Ref: TOP 078
 
A. Hogg G.A. Walpoole    The New British Traveller 1784
£10
24 x 17cm


Norwich Castle. The New British Traveller was one of a number of publications by Alexander Hogg aiming to tap the bouyant market for works on British topography and antiquities. It included text on each couny, a set of county maps by T. Conder and others, and numerous copperplate prints by a variety of engravers. The work was initially issued in 60 parts from c 1783, and then as a complete work from 1784. Norwich Castle was founded by William the conqueror and built from 1066-75. The keep was rebuilt in stone from 1095-1110. The castle was used as a gaol from 1220 to 1887, when it was bought by the city corporation and opened as a museum in 1895. It still serves as the city's museum and art gallery today.
Ref: TOP 081
 
A. Hogg H. Boswell    The Antiquities of England and Wales c1787-9
£8
18 x 14.5cm

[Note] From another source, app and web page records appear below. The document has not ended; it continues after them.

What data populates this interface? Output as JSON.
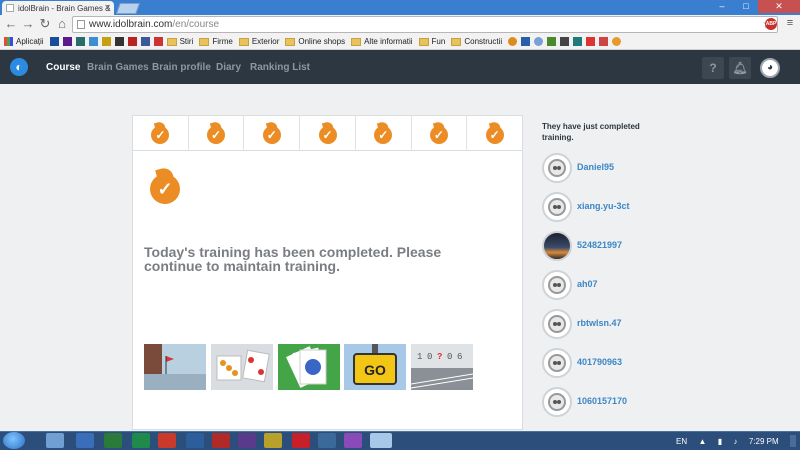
{
  "browser": {
    "tab_title": "idolBrain - Brain Games &",
    "url_domain": "www.idolbrain.com",
    "url_path": "/en/course",
    "bookmarks": [
      "Aplicații",
      "Stiri",
      "Firme",
      "Exterior",
      "Online shops",
      "Alte informatii",
      "Fun",
      "Constructii"
    ]
  },
  "nav": {
    "links": [
      "Course",
      "Brain Games",
      "Brain profile",
      "Diary",
      "Ranking List"
    ],
    "help": "?"
  },
  "course": {
    "completed_days": 7,
    "message": "Today's training has been completed. Please continue to maintain training."
  },
  "rail": {
    "title": "They have just completed training.",
    "users": [
      "Daniel95",
      "xiang.yu-3ct",
      "524821997",
      "ah07",
      "rbtwlsn.47",
      "401790963",
      "1060157170"
    ]
  },
  "thumbs": {
    "number_game": [
      "1",
      "0",
      "?",
      "0",
      "6"
    ],
    "go_sign": "GO"
  },
  "taskbar": {
    "lang": "EN",
    "time": "7:29 PM"
  },
  "colors": {
    "accent": "#ec8c25",
    "nav_bg": "#2d3741",
    "link": "#3d86c6"
  }
}
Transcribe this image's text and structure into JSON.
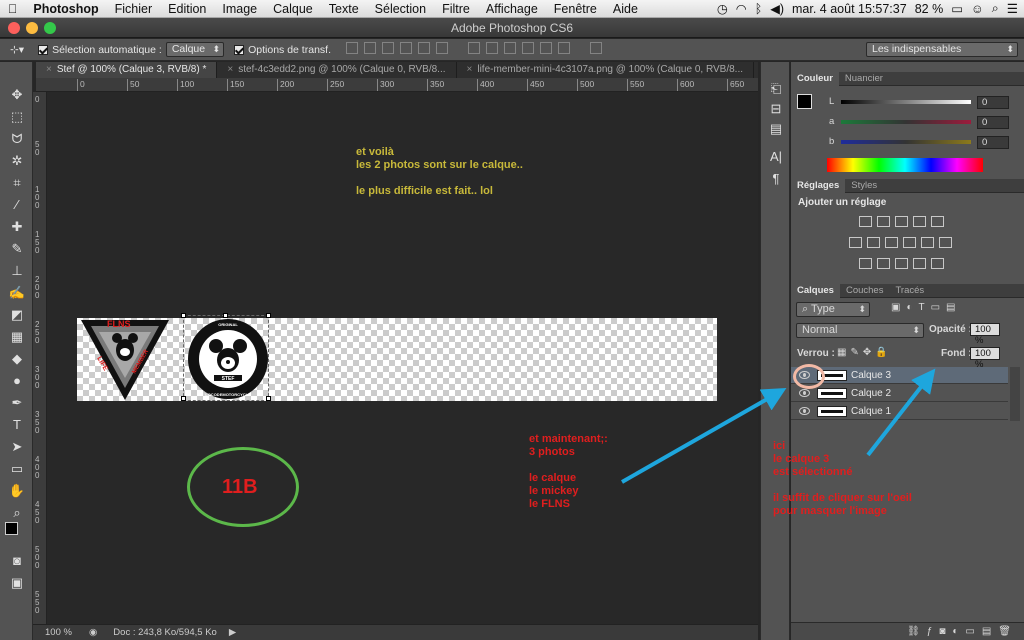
{
  "menubar": {
    "app": "Photoshop",
    "items": [
      "Fichier",
      "Edition",
      "Image",
      "Calque",
      "Texte",
      "Sélection",
      "Filtre",
      "Affichage",
      "Fenêtre",
      "Aide"
    ],
    "datetime": "mar. 4 août  15:57:37",
    "battery": "82 %"
  },
  "window": {
    "title": "Adobe Photoshop CS6"
  },
  "options": {
    "auto_select_label": "Sélection automatique :",
    "auto_select_value": "Calque",
    "transform_label": "Options de transf.",
    "workspace": "Les indispensables"
  },
  "tabs": [
    {
      "label": "Stef @ 100% (Calque 3, RVB/8) *"
    },
    {
      "label": "stef-4c3edd2.png @ 100% (Calque 0, RVB/8..."
    },
    {
      "label": "life-member-mini-4c3107a.png @ 100% (Calque 0, RVB/8..."
    }
  ],
  "ruler": {
    "h": [
      "0",
      "50",
      "100",
      "150",
      "200",
      "250",
      "300",
      "350",
      "400",
      "450",
      "500",
      "550",
      "600",
      "650"
    ],
    "v": [
      "0",
      "5 0",
      "1 0 0",
      "1 5 0",
      "2 0 0",
      "2 5 0",
      "3 0 0",
      "3 5 0",
      "4 0 0",
      "4 5 0",
      "5 0 0",
      "5 5 0"
    ]
  },
  "canvas_annotations": {
    "yellow": "et voilà\nles 2 photos sont sur le calque..\n\nle plus difficile est fait.. lol",
    "red_left": "et maintenant;:\n3 photos\n\nle calque\nle mickey\nle FLNS",
    "red_right": "ici\nle calque 3\nest sélectionné\n\nil suffit de cliquer sur l'oeil\npour masquer l'image",
    "circle_label": "11B"
  },
  "logos": {
    "flns": "FLNS",
    "life": "LIFE",
    "member": "MEMBER",
    "stef": "STEF",
    "original": "ORIGINAL",
    "ring": "LOCODEMOTORCYCLE"
  },
  "status": {
    "zoom": "100 %",
    "doc": "Doc : 243,8 Ko/594,5 Ko"
  },
  "color_panel": {
    "tabs": [
      "Couleur",
      "Nuancier"
    ],
    "labels": [
      "L",
      "a",
      "b"
    ],
    "values": [
      "0",
      "0",
      "0"
    ]
  },
  "adjust_panel": {
    "tabs": [
      "Réglages",
      "Styles"
    ],
    "heading": "Ajouter un réglage"
  },
  "layers_panel": {
    "tabs": [
      "Calques",
      "Couches",
      "Tracés"
    ],
    "filter": "Type",
    "blend": "Normal",
    "opacity_label": "Opacité :",
    "opacity": "100 %",
    "lock_label": "Verrou :",
    "fill_label": "Fond :",
    "fill": "100 %",
    "layers": [
      {
        "name": "Calque 3"
      },
      {
        "name": "Calque 2"
      },
      {
        "name": "Calque 1"
      }
    ]
  },
  "colors": {
    "annotation_yellow": "#c8b93a",
    "annotation_red": "#e01e1e",
    "arrow_blue": "#1ea6dd",
    "circle_green": "#5cb84a",
    "layer_selected": "#5e6a78"
  }
}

Castle Acre Monastery . The Antiquities of England and Wales was the product of Alexander Hogg who was well known as a partwork publisher. Under the claimed authorship of Henry Boswell it was issued serially from c1787-9, and subsequently made available as a complete work. The format was typically 2 (though sometimes up to 6) prints to a page, with one or two accompanying pages of descriptive text on each pair of subjects. It also included the set of English county maps by Thomas Kitchin first used in the London Magazine from 1747-54. The Cluniac Priory was built in the grounds of the castle of Castle Acre, and was consecrated between 1148 and 1148. After the dissolution of the monasteries the priory fell into decay, eventually passing into the hands of the Earls of Leicester, who still own the site today. The ruins of both the priory and the castle are managed by English Heritage and open to the public.
Ref: TOP 322